He who opens a school door, closes a prison.
This seminar is an overview of recent and reported research in rapid automated disease identification with low-cost field portable bio-photonics systems through the analysis of blood cells using multidimensional digital holographic systems. Statistical and/or deep learning algorithms are used to analyze the spatial and temporal characteristics of the reconstructed blood cells for automated disease identification. Recent applications of digital holography and dedicated algorithms for rapid COVID-19 detection will be presented. We present a variety of bio-photonics sensors including 3D printed thin lensless sensors using pseudo-random phase encoding. Conventional holographic systems require a stable optical table for reliable performance. Self-referencing holographic systems show much greater stability and are field portable. Experimental results are presented to illustrate the performance of these instruments in the field such as health clinics for COVID-19 detection, Sickle Cell disease detection, etc. Dedicated algorithms to inspect and classify cells such as blood cells using field portable holographic systems for automated disease identification will be presented. Recent advances in the proposed bio-photonics sensors give this approach agreat potential for success.
Prof. Bahram Javidi is Board of Trustees Distinguished Professor at University of Connecticut. His interests are in a broad range of transformative imaging approaches using optics and photonics, and he has made seminal contributions to passive and active multidimensional imaging from nano to micro and macro scales. His recent research activities include digital holography, polarimetric 3D imaging at low light, 3D visualization and recognition of objects in photon-starved environments; automated disease identification using biophotonics with compact digital holographic sensors for use in developing countries; and optical cyber physical security. He has 35 patents some of which have been licensed by industry.
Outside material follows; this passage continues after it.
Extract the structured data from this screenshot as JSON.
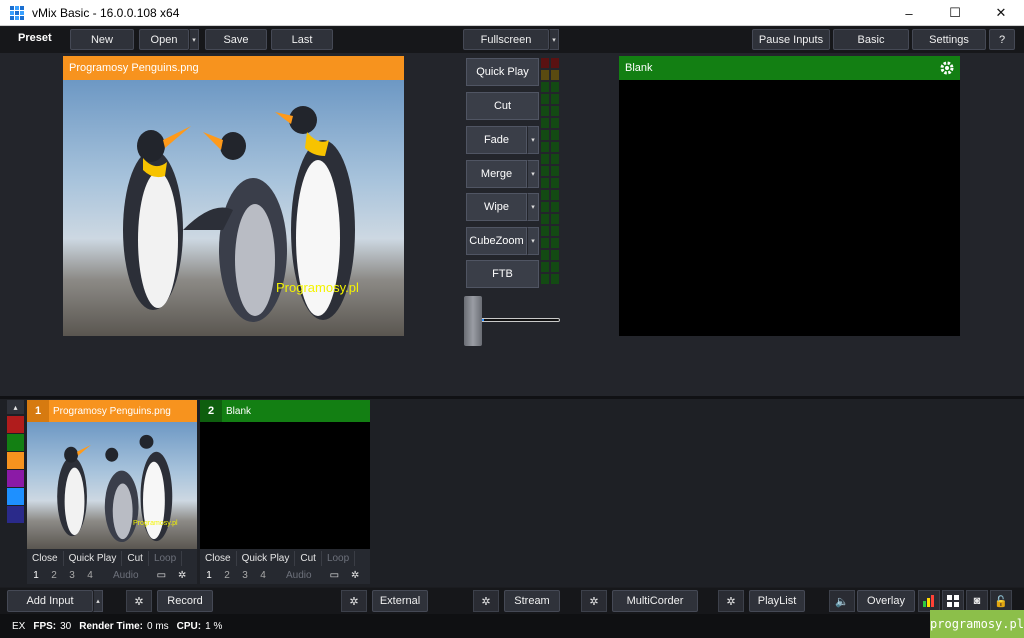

He has been awarded The Optica (OSA) Emmett Leith medal (2021), Optica C. E. K. Mees Medal (2019), and Optica Joseph Fraunhofer Award / Robert M. Burley Prize (2018); The IEEE Photonics Society William Streifer Scientific Achievement Award (2019); and the European Physical Society (EPS) Prize for Applied Aspects of Quantum Electronics and Optics (2015). He was awarded the IEEE Donald G. Fink Paper Prize (2008); the John Simon Guggenheim Foundation Fellow Award (2008); the Alexander von Humboldt Foundation Prize (2007); the SPIE Technology Achievement Award (2008); and the SPIE Dennis Gabor Award (2005). He was named an IEEE Photonics Society Distinguished Lecturer in 2004 and 2005; and was the 2010 recipient of the George Washington University's Distinguished Alumni Scholar Award. He has been named Fellow of IEEE, OSA, SPIE, AIMBE, National Academy of Inventors, and Inst. of Physics.